But is that why you sell sports radio?
In 2022, the Top 10 highest paying sales jobs are all in technology. Not a media company among them. You could argue that if it were all about making money, we should quit and work in tech. Famous bank robber Willie Sutton was asked why he robbed twenty banks over twenty years. He reportedly said,” that’s where the money is”. Sutton is the classic example of a person who wanted what money could provide and was willing to do whatever it took to get it, BUT he also admitted he liked robbing banks and felt alive. So, Sutton didn’t do it just for the money.
A salesperson’s relationship with money and prestige is also at the center of the play Death of a Salesman. Willy Loman is an aging and failing salesman who decides he is worth more dead than alive and kills himself in an auto accident giving his family the death benefit from his life insurance policy. Loman wasn’t working for the money. He wanted the prestige of what money could buy for himself and his family.
Recently, I met a woman who spent twelve years selling radio from 1999-2011. I asked her why she left her senior sales job. She said she didn’t like the changes in the industry. Consolidation was at its peak, and most salespeople were asked to do more with less help. She described her radio sales job as one with “golden handcuffs”. The station paid her too much money to quit even though she hated the job. She finally quit. The job wasn’t worth the money to her.
I started selling sports radio because I enjoyed working with clients who loved sports, our station, and wanted to reach fans with our commercials and promotions. I never wanted to sell anything else and specifically enjoyed selling programming centered around reaching fans of Boise State University football. That’s it. Very similar to what Mark Glynn and his KJR staff experience when selling Kraken hockey and Huskies football.
I never thought selling sports radio was the best way to make money. I just enjoyed the way I could make money. I focused on the process and what I enjoyed about the position—the freedom to come and go and set my schedule for the most part. I concentrated on annual contracts and clients who wanted to run radio commercials over the air to get more traffic and build their brand.
Most of my clients were local direct and listened to the station. Some other sales initiatives had steep learning curves, were one-day events or contracted out shaky support staff. In other words, the money didn’t motivate me enough. How I spent my time was more important.
So, if you are in management, maybe consider why your sales staff is working at the station. Because to me, they’d be robbing banks if it were all about making lots of money.
Media Noise: BSM Podcast Network Round Table
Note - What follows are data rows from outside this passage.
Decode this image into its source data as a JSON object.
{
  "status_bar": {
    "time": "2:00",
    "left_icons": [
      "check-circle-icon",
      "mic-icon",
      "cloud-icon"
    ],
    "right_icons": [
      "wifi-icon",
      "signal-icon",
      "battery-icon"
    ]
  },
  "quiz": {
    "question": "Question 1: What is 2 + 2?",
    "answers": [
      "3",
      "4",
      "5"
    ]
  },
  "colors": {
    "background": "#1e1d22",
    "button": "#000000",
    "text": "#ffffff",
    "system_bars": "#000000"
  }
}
Demetri Ravanos welcomes the two newest members of the BSM Podcast Network to the show. Brady Farkas and Stephen Strom join for a roundtable discussion that includes the new media, Sage Steele and Roger Goodell telling Congress that Dave Portnoy isn’t banned from NFL events.